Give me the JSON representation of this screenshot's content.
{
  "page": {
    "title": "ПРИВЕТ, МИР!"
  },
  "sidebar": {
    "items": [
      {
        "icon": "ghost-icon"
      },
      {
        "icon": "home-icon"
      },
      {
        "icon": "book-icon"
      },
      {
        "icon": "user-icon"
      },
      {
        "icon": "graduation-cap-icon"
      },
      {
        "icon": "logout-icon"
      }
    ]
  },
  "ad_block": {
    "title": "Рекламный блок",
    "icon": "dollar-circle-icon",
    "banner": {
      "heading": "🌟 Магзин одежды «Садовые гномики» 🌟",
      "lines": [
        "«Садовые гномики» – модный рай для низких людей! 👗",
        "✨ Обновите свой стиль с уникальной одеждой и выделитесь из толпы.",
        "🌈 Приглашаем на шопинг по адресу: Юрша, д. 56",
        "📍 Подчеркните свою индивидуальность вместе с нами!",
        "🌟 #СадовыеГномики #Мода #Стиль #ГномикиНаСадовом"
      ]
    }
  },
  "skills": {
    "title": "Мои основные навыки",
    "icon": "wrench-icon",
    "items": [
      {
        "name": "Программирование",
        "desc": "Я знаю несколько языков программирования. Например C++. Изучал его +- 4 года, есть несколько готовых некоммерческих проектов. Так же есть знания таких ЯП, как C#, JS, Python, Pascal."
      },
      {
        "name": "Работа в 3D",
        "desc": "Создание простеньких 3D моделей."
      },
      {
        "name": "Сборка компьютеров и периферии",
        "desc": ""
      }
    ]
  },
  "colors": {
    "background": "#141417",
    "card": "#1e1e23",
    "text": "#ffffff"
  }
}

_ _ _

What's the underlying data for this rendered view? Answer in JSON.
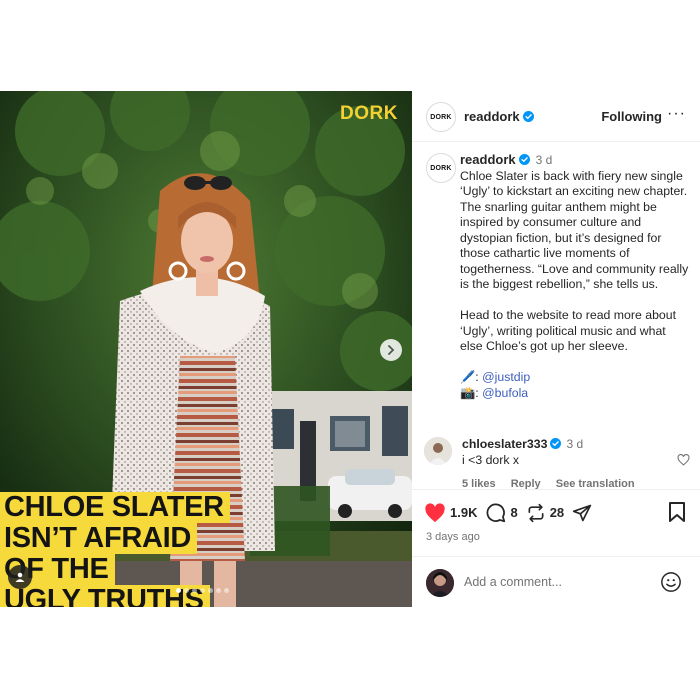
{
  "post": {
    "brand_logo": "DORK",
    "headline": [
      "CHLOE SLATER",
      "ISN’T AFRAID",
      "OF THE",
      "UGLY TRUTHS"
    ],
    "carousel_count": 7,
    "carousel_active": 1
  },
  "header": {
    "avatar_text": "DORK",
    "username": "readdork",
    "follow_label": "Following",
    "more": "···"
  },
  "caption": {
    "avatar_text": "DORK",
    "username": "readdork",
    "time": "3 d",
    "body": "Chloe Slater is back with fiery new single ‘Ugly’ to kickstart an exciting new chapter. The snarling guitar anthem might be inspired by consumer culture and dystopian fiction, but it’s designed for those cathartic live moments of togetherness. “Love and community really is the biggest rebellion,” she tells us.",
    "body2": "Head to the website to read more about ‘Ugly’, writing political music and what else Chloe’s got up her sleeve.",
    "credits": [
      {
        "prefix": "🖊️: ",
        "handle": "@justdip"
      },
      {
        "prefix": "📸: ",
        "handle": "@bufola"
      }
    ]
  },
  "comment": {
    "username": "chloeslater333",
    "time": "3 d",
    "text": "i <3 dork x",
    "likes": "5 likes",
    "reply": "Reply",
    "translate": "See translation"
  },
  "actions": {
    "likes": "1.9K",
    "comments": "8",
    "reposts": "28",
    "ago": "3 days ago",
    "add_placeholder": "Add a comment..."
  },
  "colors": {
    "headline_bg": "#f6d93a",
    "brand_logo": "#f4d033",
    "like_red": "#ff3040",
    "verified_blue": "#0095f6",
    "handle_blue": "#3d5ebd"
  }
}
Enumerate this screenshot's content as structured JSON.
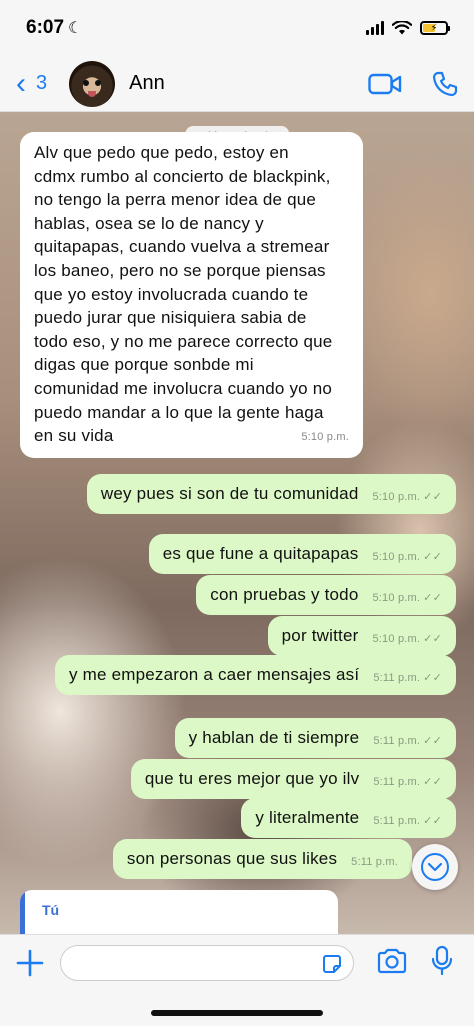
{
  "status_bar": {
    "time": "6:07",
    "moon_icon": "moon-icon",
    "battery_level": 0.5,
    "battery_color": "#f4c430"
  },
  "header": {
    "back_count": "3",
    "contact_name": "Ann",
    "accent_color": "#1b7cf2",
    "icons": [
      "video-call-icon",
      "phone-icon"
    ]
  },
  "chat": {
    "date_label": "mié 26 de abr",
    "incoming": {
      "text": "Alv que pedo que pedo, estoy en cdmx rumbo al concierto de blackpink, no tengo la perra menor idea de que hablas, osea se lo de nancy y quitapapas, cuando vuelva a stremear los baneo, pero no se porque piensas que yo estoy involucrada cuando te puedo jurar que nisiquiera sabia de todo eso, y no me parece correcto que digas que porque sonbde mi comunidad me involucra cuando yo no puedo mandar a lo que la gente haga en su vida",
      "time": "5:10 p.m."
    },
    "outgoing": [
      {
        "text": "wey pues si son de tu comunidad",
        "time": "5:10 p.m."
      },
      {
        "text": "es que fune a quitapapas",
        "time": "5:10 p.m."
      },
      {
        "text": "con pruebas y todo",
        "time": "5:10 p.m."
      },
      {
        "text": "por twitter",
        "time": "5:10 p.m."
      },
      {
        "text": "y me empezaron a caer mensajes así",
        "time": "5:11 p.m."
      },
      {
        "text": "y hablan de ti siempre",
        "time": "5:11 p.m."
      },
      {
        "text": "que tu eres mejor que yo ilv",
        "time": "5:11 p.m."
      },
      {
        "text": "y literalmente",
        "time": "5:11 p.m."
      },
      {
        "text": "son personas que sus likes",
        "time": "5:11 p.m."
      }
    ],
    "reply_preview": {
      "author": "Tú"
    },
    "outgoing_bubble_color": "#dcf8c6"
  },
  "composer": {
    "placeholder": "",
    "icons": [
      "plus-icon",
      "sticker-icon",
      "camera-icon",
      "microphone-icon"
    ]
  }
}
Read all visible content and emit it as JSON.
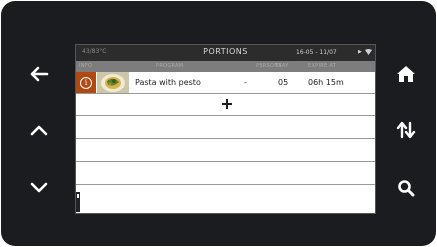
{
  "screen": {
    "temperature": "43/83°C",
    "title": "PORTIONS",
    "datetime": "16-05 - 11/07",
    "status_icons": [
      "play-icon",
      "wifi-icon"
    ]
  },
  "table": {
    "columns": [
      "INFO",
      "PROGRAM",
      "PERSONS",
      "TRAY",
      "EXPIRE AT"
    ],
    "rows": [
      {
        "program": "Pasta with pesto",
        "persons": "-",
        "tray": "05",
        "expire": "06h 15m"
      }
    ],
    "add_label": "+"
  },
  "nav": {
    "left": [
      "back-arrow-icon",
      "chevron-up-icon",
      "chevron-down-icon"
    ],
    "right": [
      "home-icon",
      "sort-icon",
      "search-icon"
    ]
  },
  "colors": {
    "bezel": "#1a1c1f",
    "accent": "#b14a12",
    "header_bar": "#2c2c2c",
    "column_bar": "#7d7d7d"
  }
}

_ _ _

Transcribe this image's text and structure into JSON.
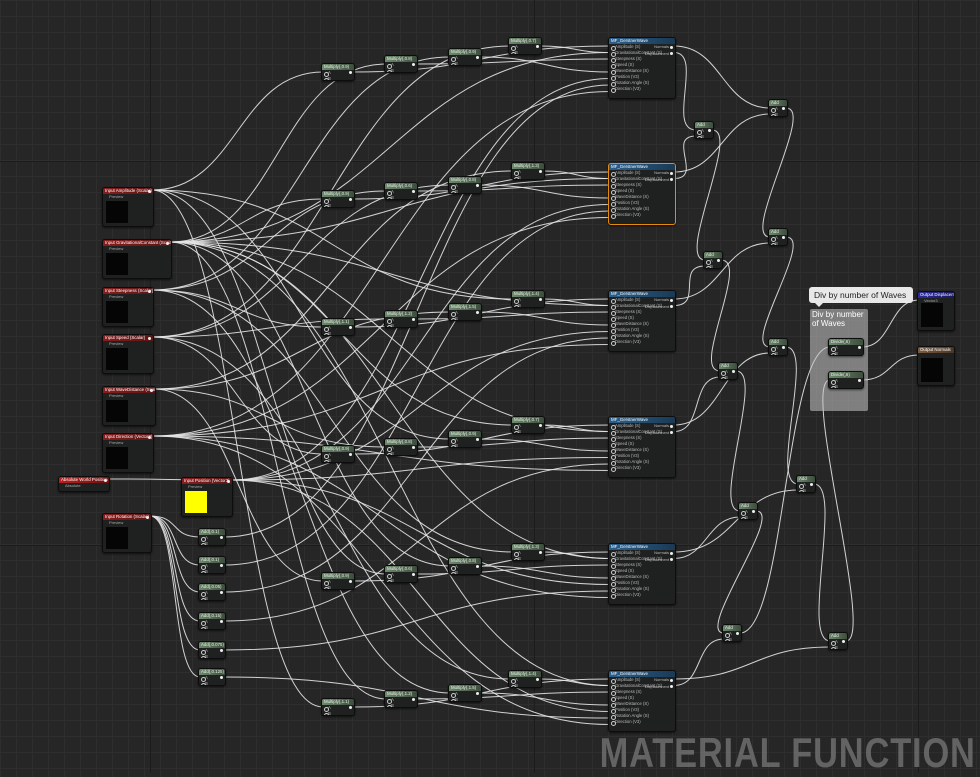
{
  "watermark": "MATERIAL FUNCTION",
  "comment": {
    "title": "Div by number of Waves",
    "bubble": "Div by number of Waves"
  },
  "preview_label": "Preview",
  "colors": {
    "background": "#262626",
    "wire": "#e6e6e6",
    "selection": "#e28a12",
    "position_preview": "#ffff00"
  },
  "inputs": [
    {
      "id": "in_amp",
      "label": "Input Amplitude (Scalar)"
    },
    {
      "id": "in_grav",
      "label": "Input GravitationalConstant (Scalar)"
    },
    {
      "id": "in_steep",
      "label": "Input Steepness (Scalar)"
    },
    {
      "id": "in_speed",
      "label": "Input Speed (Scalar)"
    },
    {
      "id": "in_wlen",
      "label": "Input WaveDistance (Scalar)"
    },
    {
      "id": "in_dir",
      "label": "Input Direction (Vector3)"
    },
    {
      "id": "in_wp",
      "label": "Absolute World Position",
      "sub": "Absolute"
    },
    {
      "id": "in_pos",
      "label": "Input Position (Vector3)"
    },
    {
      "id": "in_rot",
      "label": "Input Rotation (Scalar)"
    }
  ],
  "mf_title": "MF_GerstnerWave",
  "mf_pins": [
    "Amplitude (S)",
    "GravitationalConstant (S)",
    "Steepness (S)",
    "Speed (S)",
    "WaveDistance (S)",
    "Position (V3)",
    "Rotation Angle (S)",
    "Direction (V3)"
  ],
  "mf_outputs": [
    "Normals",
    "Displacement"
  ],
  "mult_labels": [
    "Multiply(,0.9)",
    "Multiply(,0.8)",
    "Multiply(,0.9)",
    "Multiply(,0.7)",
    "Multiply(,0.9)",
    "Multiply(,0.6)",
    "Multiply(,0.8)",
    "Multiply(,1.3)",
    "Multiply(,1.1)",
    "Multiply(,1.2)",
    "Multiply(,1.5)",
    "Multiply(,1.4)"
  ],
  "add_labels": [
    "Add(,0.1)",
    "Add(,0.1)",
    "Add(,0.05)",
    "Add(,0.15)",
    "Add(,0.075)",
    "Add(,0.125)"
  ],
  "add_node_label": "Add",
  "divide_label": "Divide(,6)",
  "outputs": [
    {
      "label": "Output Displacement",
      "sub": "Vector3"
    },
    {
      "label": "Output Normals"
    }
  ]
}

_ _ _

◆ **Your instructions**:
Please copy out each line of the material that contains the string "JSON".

◆ **Solved problem**:
Give me the JSON representation of this screenshot's content.
What's the underlying data for this rendered view? Answer in JSON.
Enumerate this screenshot's content as structured JSON.
Read all visible content and emit it as JSON.
Transcribe this image's text and structure into JSON.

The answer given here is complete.